27/11/2013 07:52 GMT | Updated 27/01/2014 05:59 GMT

Are Golden Handcuffs Worth Their Weight?

Key employees upping sticks is a risk that every business faces, but is one that surprisingly few prepare for. Effective succession planning isn't exactly rocket science but despite its critical role it's often overlooked. Many businesses have to take a reactive approach, working hard to backfill the position or counter-offer when the resignation letter lands on their desk.

'Golden handcuffs' or counter-offers are common strategies to tie in vital staff. However, if an employee's head has been turned a monetary incentive to stay isn't a lasting solution. A high volume of people who accept counter-offers will still leave within the next 12 months.

One KPMG study suggested that the cost of replacing a senior manager in a business can equate to between 3.5 and four times their annual salary. In addition to this clear financial risk, the loss of morale and momentum from their direct reports and teams will, unless exceptionally well managed, directly impact productivity and profitability.

This effect calls for a proactive approach to mitigating the risk that senior resignations present. Every senior manager should have a highly capable second in command, a natural successor who understands the role. This support provides an additional benefit in that, with an effective right hand, the workload and stress of that manager is lessened. This typically equates to a better work-life balance, more time for strategic thinking, continual improvement and finding new ways to add value. All of these factors increase job satisfaction and, as a result, lessen the likelihood of key employees leaving in the first place.

Ultimately when looking at retaining and attracting talent, work should never be a purely financial transaction.

The highest levels of performance and productivity arise when people have an emotional investment in their work, in the company and enjoy what they do. The best way to retain senior management is to ensure they have the room and remit to genuinely enjoy what they do. Lots of tactics can be employed (sabbaticals, job swaps, training investment in 'personal interests' etc.) but what the majority of people I talk to really want is the opportunity to make a difference and be seen to succeed. Provide them with the support and autonomy to achieve success (and to realise their potential) and suddenly a 20 per cent increase on their basic salary to join an unknown environment becomes less attractive.

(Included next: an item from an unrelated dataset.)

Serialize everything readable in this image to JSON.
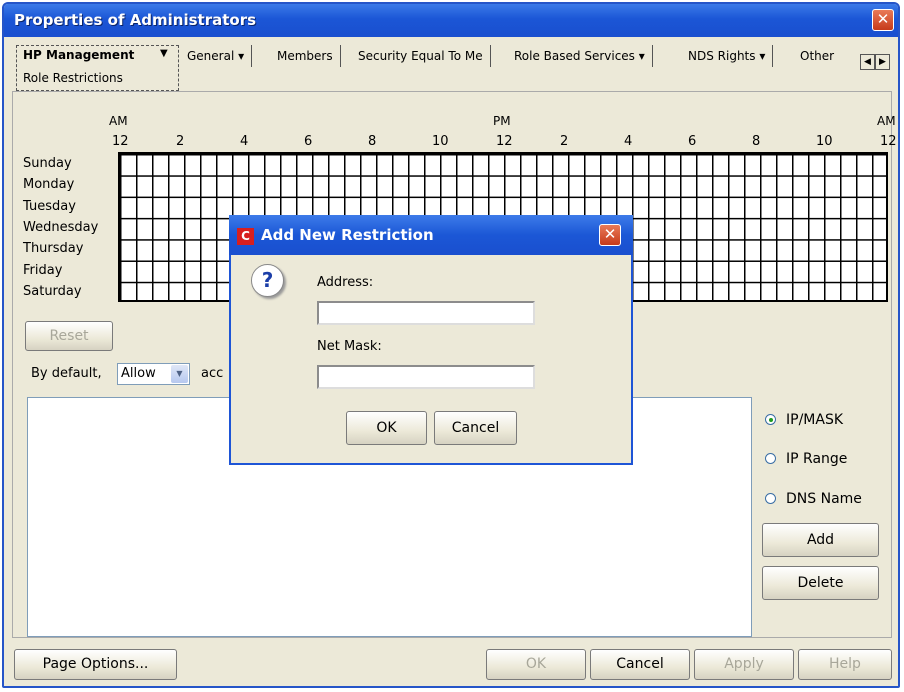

Businesses could focus on enabling senior managers to do their job in the way they believe it needs doing. Remove road-blocks for them, be an advocate and supporter and trust them by providing real autonomy in their roles. Accept some failure and allow them to explore hunches and theories, providing they don't take their eye off the ball. The only sure-fire way of retaining top talent is to provide an environment, culture and role where they can achieve success on their own terms. If they're genuinely top talent, this will also lead to profit and productivity for the business.